The overwhelming majority (98%) of IGD’s Leading Edge members said they continued to lose sales because products were not on the shelf when customers wanted them.
Out-of-stocks were blamed on a range of factors including inaccurate forecasting, badly managed promotions, extreme weather, poor supplier service levels, systems issues and a lack of communication between trading partners.
However, four out of five respondents cited instore logistics problems as the biggest contributor to out of stocks, with products getting to the store but not always making it to the shelf.
Contrary to popular belief, out of stocks were not necessarily more prevalent in the independent sector, claimed manufacturers on the panel.
As ECR UK prepares to publish its first major survey on on-shelf availability across the multiples, 84% of young managers surveyed said current measures of out of stocks were unreliable. This was mainly due to variations in the way retailers measured availability, with some conducting physical checks on key lines at different points in the day and others relying on systems checks.
One Leading Edge member said: “In my role I monitor availability levels on a daily basis. I think it’s very difficult to put a lack of availability down to one cause. The key is understanding how an individual product within the supply chain works, even down to store level.

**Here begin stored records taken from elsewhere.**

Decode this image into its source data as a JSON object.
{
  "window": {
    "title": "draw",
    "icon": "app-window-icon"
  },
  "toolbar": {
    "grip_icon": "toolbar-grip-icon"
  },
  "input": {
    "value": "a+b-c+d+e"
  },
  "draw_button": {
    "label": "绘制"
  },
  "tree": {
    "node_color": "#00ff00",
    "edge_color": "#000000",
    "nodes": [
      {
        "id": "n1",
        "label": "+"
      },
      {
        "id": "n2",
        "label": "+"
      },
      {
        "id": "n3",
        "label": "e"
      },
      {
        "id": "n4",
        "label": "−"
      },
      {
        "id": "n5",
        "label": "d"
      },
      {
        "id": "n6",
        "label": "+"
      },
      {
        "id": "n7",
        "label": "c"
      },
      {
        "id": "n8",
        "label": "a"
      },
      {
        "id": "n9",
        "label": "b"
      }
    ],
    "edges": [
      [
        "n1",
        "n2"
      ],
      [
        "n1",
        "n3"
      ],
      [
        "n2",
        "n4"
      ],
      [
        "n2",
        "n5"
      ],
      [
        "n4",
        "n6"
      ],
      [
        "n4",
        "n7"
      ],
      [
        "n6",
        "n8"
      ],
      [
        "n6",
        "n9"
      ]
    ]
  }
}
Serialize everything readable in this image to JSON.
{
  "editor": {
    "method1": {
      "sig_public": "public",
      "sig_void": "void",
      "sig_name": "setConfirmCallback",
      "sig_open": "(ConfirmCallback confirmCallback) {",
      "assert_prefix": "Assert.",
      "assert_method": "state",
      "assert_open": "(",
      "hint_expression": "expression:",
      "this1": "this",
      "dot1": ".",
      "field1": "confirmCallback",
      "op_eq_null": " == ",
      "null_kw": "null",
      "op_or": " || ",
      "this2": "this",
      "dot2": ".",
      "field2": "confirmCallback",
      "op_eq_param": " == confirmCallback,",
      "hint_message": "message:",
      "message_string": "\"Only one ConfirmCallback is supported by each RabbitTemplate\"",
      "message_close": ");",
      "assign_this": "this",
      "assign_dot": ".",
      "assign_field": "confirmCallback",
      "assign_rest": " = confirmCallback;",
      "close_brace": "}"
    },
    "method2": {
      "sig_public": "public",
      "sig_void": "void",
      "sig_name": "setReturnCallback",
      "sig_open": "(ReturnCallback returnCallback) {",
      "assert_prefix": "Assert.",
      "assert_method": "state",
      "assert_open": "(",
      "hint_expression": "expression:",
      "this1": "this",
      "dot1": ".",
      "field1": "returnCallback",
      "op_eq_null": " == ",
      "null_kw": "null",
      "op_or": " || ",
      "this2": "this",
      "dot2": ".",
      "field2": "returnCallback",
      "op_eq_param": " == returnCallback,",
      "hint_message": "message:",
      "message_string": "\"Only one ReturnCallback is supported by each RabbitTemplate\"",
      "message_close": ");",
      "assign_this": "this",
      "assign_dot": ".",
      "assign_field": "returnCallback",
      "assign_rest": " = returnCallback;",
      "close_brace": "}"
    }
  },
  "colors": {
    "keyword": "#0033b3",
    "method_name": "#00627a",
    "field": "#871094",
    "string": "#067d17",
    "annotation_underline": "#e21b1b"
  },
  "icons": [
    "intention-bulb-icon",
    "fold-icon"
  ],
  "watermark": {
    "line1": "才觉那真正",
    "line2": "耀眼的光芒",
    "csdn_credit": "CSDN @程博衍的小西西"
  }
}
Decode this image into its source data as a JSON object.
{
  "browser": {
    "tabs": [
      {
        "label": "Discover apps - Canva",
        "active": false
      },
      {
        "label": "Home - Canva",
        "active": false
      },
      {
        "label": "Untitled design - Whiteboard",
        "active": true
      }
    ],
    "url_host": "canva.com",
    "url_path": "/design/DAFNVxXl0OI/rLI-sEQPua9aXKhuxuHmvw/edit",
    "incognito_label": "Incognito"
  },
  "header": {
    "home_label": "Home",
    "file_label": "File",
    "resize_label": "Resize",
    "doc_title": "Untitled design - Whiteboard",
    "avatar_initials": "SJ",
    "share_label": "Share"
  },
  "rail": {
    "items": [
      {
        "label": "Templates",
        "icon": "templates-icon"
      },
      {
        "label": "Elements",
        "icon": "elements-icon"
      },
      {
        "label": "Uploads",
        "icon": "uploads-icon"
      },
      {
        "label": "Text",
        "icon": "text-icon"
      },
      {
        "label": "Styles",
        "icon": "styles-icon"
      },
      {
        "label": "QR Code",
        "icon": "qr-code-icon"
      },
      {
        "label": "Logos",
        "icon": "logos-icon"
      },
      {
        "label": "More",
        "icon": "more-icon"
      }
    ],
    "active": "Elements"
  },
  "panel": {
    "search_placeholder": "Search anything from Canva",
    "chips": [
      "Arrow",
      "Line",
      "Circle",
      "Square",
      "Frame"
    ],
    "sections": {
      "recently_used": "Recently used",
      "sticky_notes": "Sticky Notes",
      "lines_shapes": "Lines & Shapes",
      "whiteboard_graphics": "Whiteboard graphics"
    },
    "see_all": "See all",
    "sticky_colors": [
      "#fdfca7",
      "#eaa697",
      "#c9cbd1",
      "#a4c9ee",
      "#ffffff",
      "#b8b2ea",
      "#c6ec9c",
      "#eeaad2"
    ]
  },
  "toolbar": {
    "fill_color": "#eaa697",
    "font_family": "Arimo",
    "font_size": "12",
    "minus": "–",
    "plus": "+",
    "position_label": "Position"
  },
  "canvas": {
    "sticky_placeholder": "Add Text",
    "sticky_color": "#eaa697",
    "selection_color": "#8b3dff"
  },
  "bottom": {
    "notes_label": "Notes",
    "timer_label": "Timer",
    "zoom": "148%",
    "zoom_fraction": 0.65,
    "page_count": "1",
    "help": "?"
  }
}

“This is easier in an Every Day Low Cost environment as demand is flatter and availability more achievable.”